* Prompt *
Return all the records, each one exactly as given.

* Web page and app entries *
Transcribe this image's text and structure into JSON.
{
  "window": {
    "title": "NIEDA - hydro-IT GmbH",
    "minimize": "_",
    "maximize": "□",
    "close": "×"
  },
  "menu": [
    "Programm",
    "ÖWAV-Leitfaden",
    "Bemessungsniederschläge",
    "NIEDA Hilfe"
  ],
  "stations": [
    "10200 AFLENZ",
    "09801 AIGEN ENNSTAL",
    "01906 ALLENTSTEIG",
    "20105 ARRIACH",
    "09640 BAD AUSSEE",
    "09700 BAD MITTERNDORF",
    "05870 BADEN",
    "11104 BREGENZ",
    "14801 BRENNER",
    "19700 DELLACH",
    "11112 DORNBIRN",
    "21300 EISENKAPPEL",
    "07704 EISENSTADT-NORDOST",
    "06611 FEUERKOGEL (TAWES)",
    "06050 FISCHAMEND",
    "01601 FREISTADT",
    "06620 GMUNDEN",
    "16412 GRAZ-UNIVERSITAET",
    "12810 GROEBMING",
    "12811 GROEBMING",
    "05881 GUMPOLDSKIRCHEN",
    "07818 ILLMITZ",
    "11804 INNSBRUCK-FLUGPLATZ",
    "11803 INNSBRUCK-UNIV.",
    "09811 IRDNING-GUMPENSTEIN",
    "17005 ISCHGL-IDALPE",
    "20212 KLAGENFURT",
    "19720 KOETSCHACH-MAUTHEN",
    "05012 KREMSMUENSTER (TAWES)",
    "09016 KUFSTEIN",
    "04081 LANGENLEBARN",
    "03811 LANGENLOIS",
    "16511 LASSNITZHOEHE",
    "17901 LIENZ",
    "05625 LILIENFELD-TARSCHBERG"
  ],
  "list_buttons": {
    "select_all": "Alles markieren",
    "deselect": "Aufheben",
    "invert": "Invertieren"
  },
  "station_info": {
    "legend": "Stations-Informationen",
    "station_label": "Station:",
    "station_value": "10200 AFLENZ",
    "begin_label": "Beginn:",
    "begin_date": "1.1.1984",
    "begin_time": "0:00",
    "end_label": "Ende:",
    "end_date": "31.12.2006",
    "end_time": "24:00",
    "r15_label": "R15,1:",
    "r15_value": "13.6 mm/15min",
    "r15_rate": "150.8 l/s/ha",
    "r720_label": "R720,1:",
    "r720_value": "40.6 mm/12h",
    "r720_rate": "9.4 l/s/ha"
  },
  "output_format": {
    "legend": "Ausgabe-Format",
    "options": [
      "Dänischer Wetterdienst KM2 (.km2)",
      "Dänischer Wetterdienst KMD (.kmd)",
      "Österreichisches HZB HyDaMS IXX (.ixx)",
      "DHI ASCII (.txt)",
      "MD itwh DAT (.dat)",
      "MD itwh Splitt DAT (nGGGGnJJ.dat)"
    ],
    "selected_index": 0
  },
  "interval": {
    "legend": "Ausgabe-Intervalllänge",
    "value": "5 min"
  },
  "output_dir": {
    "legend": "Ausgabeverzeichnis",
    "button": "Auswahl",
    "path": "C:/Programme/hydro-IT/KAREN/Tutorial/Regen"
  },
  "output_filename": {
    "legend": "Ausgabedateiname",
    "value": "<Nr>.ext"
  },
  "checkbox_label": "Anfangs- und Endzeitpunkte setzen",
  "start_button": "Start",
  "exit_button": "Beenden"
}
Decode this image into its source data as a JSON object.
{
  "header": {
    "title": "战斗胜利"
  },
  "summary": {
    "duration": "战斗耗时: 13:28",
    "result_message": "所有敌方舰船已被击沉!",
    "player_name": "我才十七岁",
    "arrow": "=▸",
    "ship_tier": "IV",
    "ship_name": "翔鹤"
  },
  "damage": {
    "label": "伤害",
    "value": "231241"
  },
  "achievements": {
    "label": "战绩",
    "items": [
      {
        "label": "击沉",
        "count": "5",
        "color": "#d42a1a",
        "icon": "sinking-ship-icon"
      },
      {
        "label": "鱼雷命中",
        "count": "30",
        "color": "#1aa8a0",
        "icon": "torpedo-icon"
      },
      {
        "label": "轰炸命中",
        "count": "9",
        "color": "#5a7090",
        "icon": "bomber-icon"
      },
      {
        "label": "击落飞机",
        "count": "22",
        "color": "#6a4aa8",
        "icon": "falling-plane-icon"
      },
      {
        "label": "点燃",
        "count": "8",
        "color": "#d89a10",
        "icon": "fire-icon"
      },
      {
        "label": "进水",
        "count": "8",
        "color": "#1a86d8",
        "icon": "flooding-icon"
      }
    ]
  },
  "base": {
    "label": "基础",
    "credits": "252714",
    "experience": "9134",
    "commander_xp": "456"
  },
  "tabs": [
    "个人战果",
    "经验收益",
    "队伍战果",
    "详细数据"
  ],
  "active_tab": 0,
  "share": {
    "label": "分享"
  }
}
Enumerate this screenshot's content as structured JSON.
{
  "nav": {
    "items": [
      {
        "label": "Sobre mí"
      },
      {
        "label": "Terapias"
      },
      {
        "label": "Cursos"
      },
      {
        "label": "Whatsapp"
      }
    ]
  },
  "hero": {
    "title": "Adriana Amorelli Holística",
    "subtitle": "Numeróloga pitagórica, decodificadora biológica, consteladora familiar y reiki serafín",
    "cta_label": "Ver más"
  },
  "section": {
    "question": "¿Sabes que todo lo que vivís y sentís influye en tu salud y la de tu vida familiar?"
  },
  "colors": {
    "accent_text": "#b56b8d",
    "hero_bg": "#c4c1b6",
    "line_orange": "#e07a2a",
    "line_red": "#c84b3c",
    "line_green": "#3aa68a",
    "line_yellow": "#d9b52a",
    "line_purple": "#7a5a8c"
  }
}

* Task solution *
Transcribe this image's text and structure into JSON.
{
  "window": {
    "title": "NIEDA - hydro-IT GmbH",
    "minimize": "_",
    "maximize": "□",
    "close": "×"
  },
  "menu": [
    "Programm",
    "ÖWAV-Leitfaden",
    "Bemessungsniederschläge",
    "NIEDA Hilfe"
  ],
  "stations": [
    "10200 AFLENZ",
    "09801 AIGEN ENNSTAL",
    "01906 ALLENTSTEIG",
    "20105 ARRIACH",
    "09640 BAD AUSSEE",
    "09700 BAD MITTERNDORF",
    "05870 BADEN",
    "11104 BREGENZ",
    "14801 BRENNER",
    "19700 DELLACH",
    "11112 DORNBIRN",
    "21300 EISENKAPPEL",
    "07704 EISENSTADT-NORDOST",
    "06611 FEUERKOGEL (TAWES)",
    "06050 FISCHAMEND",
    "01601 FREISTADT",
    "06620 GMUNDEN",
    "16412 GRAZ-UNIVERSITAET",
    "12810 GROEBMING",
    "12811 GROEBMING",
    "05881 GUMPOLDSKIRCHEN",
    "07818 ILLMITZ",
    "11804 INNSBRUCK-FLUGPLATZ",
    "11803 INNSBRUCK-UNIV.",
    "09811 IRDNING-GUMPENSTEIN",
    "17005 ISCHGL-IDALPE",
    "20212 KLAGENFURT",
    "19720 KOETSCHACH-MAUTHEN",
    "05012 KREMSMUENSTER (TAWES)",
    "09016 KUFSTEIN",
    "04081 LANGENLEBARN",
    "03811 LANGENLOIS",
    "16511 LASSNITZHOEHE",
    "17901 LIENZ",
    "05625 LILIENFELD-TARSCHBERG"
  ],
  "list_buttons": {
    "select_all": "Alles markieren",
    "deselect": "Aufheben",
    "invert": "Invertieren"
  },
  "station_info": {
    "legend": "Stations-Informationen",
    "station_label": "Station:",
    "station_value": "10200 AFLENZ",
    "begin_label": "Beginn:",
    "begin_date": "1.1.1984",
    "begin_time": "0:00",
    "end_label": "Ende:",
    "end_date": "31.12.2006",
    "end_time": "24:00",
    "r15_label": "R15,1:",
    "r15_value": "13.6 mm/15min",
    "r15_rate": "150.8 l/s/ha",
    "r720_label": "R720,1:",
    "r720_value": "40.6 mm/12h",
    "r720_rate": "9.4 l/s/ha"
  },
  "output_format": {
    "legend": "Ausgabe-Format",
    "options": [
      "Dänischer Wetterdienst KM2 (.km2)",
      "Dänischer Wetterdienst KMD (.kmd)",
      "Österreichisches HZB HyDaMS IXX (.ixx)",
      "DHI ASCII (.txt)",
      "MD itwh DAT (.dat)",
      "MD itwh Splitt DAT (nGGGGnJJ.dat)"
    ],
    "selected_index": 0
  },
  "interval": {
    "legend": "Ausgabe-Intervalllänge",
    "value": "5 min"
  },
  "output_dir": {
    "legend": "Ausgabeverzeichnis",
    "button": "Auswahl",
    "path": "C:/Programme/hydro-IT/KAREN/Tutorial/Regen"
  },
  "output_filename": {
    "legend": "Ausgabedateiname",
    "value": "<Nr>.ext"
  },
  "checkbox_label": "Anfangs- und Endzeitpunkte setzen",
  "start_button": "Start",
  "exit_button": "Beenden"
}
Decode this image into its source data as a JSON object.
{
  "header": {
    "title": "战斗胜利"
  },
  "summary": {
    "duration": "战斗耗时: 13:28",
    "result_message": "所有敌方舰船已被击沉!",
    "player_name": "我才十七岁",
    "arrow": "=▸",
    "ship_tier": "IV",
    "ship_name": "翔鹤"
  },
  "damage": {
    "label": "伤害",
    "value": "231241"
  },
  "achievements": {
    "label": "战绩",
    "items": [
      {
        "label": "击沉",
        "count": "5",
        "color": "#d42a1a",
        "icon": "sinking-ship-icon"
      },
      {
        "label": "鱼雷命中",
        "count": "30",
        "color": "#1aa8a0",
        "icon": "torpedo-icon"
      },
      {
        "label": "轰炸命中",
        "count": "9",
        "color": "#5a7090",
        "icon": "bomber-icon"
      },
      {
        "label": "击落飞机",
        "count": "22",
        "color": "#6a4aa8",
        "icon": "falling-plane-icon"
      },
      {
        "label": "点燃",
        "count": "8",
        "color": "#d89a10",
        "icon": "fire-icon"
      },
      {
        "label": "进水",
        "count": "8",
        "color": "#1a86d8",
        "icon": "flooding-icon"
      }
    ]
  },
  "base": {
    "label": "基础",
    "credits": "252714",
    "experience": "9134",
    "commander_xp": "456"
  },
  "tabs": [
    "个人战果",
    "经验收益",
    "队伍战果",
    "详细数据"
  ],
  "active_tab": 0,
  "share": {
    "label": "分享"
  }
}
Enumerate this screenshot's content as structured JSON.
{
  "nav": {
    "items": [
      {
        "label": "Sobre mí"
      },
      {
        "label": "Terapias"
      },
      {
        "label": "Cursos"
      },
      {
        "label": "Whatsapp"
      }
    ]
  },
  "hero": {
    "title": "Adriana Amorelli Holística",
    "subtitle": "Numeróloga pitagórica, decodificadora biológica, consteladora familiar y reiki serafín",
    "cta_label": "Ver más"
  },
  "section": {
    "question": "¿Sabes que todo lo que vivís y sentís influye en tu salud y la de tu vida familiar?"
  },
  "colors": {
    "accent_text": "#b56b8d",
    "hero_bg": "#c4c1b6",
    "line_orange": "#e07a2a",
    "line_red": "#c84b3c",
    "line_green": "#3aa68a",
    "line_yellow": "#d9b52a",
    "line_purple": "#7a5a8c"
  }
}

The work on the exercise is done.